It is therefore also extremely important to become precisely acquainted with the reasons for these conditions, with the modern economic principles from which they arise. We can describe them with utter certainty and undeniable accuracy. To this end, we need only to remember what has just been said and to ask ourselves the question: what has turned labor into a commodity and what has pushed its value down to the lowest level of life's barest necessities?
The price of commodities is determined by supply and demand; supply and demand are oriented toward competition. But competition is raised to the highest level by removing all natural and artificial impediments, especially all barriers that hamper trade. General freedom of trade therefore opens up the greatest [level of] competition, and the greatest competition pushes down the price of commodities to the lowest limit of the most essential production costs. If commodities from all parts of the world can converge on one market, the cheapest commodities of comparable quality will carry the day and either push aside all other producers or compel them to adopt the same price. The more widespread freedom of trade is, the more widespread the applicability of this proposition, which becomes all the more inexorable with improvements in transportation and the communication of prices from one part of the world to another. The only modifying factor is the cost of transporting commodities, which forms a certain natural limit against this free trade system. But this barrier is practically abolished in turn by immeasurable improvements in the transportation of commodities.
If we apply all this to commodified labor, then we have, with utter certainty, the true reason for the stated workers' conditions. The working wage is determined by supply and demand. Supply and demand are oriented – as with any commodity, so too with labor – toward competition. The highest level of competition in supply necessarily pushes the working wage down to its lowest limits. But this is caused when all protective measures for labor have been removed. The equivalent of removing all trade barriers for the commodity is the removal of all occupational barriers for the working class. In a mathematical sense, general occupational freedom creates general competition among the workers, just as two times two equals four; and the highest level of general competition must also, as a matter of mathematics, push the working wage down to the lowest level.

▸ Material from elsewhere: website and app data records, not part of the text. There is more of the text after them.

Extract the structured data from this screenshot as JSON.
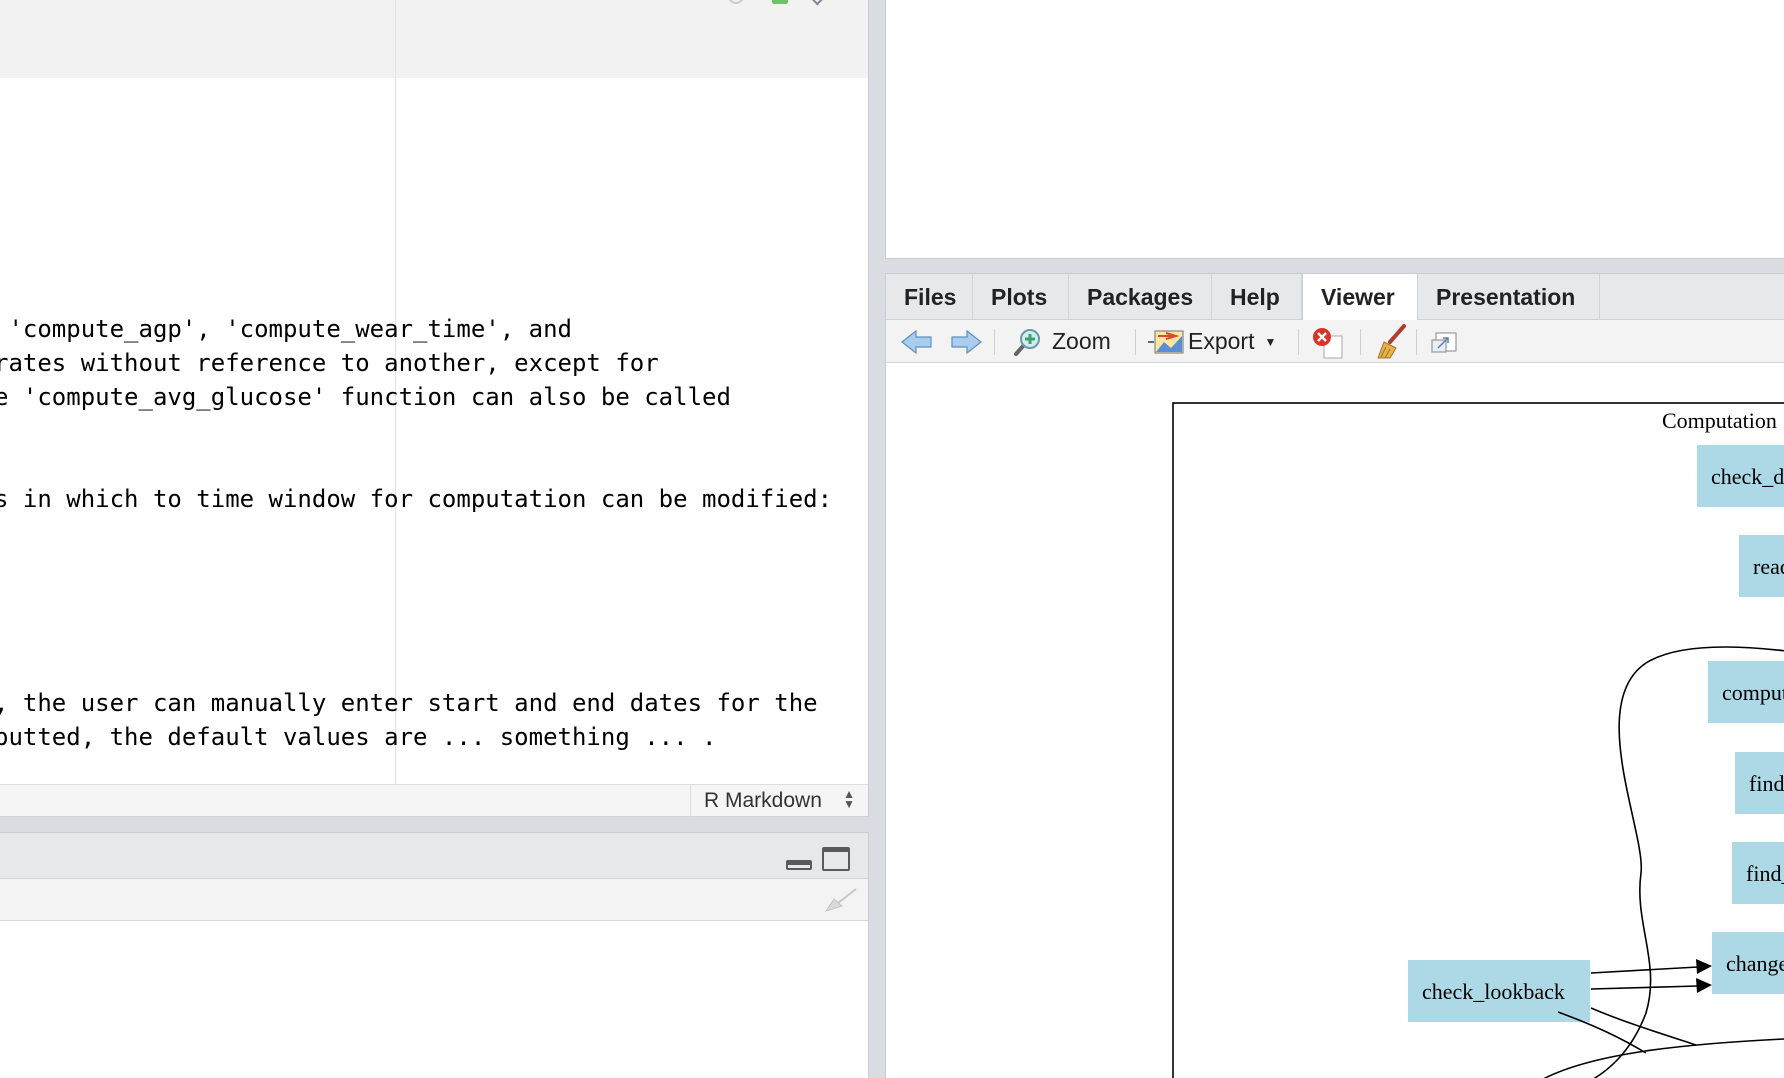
{
  "source_editor": {
    "lines": [
      {
        "text": " 'compute_agp', 'compute_wear_time', and",
        "row": 0
      },
      {
        "text": "rates without reference to another, except for",
        "row": 1
      },
      {
        "text": "e 'compute_avg_glucose' function can also be called",
        "row": 2
      },
      {
        "text": "s in which to time window for computation can be modified:",
        "row": 5
      },
      {
        "text": ", the user can manually enter start and end dates for the",
        "row": 11
      },
      {
        "text": "putted, the default values are ... something ... .",
        "row": 12
      }
    ],
    "doc_type": "R Markdown"
  },
  "viewer": {
    "tabs": [
      {
        "label": "Files",
        "active": false
      },
      {
        "label": "Plots",
        "active": false
      },
      {
        "label": "Packages",
        "active": false
      },
      {
        "label": "Help",
        "active": false
      },
      {
        "label": "Viewer",
        "active": true
      },
      {
        "label": "Presentation",
        "active": false
      }
    ],
    "toolbar": {
      "zoom_label": "Zoom",
      "export_label": "Export"
    },
    "diagram": {
      "title": "Computation",
      "nodes": [
        {
          "label": "check_day"
        },
        {
          "label": "read_"
        },
        {
          "label": "compute"
        },
        {
          "label": "find_c"
        },
        {
          "label": "find_s"
        },
        {
          "label": "change"
        },
        {
          "label": "check_lookback"
        }
      ],
      "node_fill": "#add8e6"
    }
  }
}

There we have one reason for the condition of the working class in modern states: universal occupational freedom. It is impossible to deny this fact. Labor has become a commodity; under the most general kind of competition, both are purchased for the lowest price by whoever makes the minimum demand. Who with a healthy mind could deny this? It is important to express this often and repeatedly, since this is the very thing concealed by the parties that are pushing themselves onto the people: both the great liberal party, which is composed mainly of Freemasonry,